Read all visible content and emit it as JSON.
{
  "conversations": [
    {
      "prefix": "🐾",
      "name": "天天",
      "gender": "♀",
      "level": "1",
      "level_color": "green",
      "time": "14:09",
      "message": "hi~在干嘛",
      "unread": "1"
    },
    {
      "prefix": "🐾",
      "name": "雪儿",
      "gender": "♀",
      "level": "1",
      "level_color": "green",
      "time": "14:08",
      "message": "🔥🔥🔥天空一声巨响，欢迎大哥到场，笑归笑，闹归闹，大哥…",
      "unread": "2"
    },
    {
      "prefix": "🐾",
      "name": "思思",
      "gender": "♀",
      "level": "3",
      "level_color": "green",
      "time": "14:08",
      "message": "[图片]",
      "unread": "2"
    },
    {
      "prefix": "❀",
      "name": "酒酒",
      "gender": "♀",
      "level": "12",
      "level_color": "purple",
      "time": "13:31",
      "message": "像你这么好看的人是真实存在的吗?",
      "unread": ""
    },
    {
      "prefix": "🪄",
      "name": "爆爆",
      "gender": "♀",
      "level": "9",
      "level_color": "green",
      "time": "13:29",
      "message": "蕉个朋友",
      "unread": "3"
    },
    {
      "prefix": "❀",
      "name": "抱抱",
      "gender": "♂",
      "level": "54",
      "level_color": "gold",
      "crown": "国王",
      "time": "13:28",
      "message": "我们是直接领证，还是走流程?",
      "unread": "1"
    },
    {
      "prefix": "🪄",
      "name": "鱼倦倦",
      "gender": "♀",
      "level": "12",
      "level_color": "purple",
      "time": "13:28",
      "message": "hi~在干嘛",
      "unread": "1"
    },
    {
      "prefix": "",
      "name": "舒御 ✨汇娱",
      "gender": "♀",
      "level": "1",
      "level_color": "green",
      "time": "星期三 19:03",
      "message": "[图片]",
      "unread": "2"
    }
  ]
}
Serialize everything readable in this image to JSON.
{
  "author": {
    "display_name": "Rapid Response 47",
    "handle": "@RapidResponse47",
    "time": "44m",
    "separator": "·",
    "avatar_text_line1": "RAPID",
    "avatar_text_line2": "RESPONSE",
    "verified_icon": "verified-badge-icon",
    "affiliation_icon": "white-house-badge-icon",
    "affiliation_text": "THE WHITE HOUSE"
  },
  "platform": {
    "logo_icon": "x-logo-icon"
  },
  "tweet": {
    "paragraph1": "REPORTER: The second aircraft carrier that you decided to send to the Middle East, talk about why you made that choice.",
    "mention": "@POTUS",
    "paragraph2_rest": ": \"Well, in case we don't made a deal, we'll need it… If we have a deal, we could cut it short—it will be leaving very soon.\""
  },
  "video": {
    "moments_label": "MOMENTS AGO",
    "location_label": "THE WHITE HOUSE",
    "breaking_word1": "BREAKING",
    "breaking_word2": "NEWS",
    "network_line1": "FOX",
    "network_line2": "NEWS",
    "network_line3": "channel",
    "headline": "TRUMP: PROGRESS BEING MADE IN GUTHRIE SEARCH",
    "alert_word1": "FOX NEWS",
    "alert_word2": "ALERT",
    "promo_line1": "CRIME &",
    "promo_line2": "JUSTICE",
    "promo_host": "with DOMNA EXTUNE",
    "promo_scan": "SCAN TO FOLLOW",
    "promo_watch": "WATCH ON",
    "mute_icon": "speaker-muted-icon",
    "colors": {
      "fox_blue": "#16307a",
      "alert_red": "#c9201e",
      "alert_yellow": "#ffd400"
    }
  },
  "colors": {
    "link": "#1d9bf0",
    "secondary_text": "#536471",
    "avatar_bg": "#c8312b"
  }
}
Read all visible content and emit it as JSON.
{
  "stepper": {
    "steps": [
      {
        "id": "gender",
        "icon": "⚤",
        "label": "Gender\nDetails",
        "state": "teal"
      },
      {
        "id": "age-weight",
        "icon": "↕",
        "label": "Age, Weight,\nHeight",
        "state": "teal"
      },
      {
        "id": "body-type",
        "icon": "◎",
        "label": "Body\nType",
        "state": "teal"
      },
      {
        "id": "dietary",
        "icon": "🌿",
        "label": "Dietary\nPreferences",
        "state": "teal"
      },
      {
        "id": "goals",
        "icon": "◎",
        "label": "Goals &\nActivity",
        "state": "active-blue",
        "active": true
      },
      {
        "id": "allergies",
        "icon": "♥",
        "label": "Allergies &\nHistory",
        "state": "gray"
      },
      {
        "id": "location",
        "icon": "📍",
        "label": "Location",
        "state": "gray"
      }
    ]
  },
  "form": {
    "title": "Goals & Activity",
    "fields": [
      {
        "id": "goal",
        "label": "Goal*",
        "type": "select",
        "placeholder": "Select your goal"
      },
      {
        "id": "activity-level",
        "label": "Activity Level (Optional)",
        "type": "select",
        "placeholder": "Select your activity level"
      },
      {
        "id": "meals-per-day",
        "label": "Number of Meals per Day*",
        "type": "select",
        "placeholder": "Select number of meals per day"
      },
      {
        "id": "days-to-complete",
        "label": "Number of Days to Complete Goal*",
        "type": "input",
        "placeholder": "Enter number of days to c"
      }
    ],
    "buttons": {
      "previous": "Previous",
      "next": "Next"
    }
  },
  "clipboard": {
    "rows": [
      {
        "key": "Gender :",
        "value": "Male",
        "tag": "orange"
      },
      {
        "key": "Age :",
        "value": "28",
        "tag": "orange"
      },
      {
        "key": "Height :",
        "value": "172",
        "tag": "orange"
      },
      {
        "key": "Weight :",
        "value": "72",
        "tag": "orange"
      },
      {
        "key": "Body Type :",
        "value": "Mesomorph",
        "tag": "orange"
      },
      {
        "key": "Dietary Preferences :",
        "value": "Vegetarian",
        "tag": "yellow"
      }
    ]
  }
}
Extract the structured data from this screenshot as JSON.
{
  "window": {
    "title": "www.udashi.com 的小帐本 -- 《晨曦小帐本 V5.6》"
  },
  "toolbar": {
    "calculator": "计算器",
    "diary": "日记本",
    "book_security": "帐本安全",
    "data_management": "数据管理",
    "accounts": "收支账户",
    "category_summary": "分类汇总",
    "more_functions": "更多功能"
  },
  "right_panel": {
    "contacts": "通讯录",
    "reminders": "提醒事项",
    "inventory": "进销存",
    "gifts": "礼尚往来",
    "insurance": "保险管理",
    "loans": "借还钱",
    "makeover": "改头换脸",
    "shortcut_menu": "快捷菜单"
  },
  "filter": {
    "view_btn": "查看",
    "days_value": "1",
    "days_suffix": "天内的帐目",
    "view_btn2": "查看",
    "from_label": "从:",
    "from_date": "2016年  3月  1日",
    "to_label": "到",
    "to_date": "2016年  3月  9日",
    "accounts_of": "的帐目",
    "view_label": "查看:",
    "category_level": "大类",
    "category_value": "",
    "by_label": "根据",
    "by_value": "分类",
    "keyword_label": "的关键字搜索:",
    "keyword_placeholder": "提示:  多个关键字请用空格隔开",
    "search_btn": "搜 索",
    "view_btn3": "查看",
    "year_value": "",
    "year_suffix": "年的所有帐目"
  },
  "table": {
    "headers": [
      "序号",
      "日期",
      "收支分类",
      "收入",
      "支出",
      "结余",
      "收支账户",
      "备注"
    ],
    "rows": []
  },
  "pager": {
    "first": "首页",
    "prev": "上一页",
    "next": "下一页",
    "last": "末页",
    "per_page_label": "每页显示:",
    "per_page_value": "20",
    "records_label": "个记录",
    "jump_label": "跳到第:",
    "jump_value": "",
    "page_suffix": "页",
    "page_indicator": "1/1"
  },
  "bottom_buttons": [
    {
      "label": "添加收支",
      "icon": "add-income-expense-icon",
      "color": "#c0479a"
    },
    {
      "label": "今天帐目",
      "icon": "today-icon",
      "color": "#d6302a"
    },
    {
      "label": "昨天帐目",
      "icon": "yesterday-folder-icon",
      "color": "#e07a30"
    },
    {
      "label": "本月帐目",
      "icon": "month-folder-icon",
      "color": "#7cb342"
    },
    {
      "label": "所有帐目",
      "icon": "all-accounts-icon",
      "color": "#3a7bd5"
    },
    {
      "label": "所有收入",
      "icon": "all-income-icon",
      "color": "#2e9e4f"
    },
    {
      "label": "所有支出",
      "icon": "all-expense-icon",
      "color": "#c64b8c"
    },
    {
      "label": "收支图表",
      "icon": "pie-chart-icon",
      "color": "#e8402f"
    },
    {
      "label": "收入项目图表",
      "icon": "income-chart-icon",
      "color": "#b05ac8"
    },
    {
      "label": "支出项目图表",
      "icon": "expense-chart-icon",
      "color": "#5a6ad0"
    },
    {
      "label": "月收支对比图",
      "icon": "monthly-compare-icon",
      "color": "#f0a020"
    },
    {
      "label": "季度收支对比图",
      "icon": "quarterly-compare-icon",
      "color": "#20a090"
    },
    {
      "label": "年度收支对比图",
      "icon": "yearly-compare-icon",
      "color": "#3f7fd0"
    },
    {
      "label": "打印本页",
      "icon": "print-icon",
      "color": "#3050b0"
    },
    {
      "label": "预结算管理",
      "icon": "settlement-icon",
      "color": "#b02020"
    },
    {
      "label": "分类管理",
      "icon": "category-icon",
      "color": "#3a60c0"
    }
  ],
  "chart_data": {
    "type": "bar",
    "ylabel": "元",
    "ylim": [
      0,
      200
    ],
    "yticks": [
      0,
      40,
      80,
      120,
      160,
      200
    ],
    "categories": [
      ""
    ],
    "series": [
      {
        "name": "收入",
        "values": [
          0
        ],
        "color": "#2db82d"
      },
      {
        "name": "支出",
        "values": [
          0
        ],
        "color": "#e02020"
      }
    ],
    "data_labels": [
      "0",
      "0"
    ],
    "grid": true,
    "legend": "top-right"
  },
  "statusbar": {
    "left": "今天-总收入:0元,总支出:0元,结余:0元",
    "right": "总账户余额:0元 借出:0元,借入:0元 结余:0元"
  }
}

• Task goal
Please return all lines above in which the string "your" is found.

• Finished task
        "placeholder": "Select your goal"
        "placeholder": "Select your activity level"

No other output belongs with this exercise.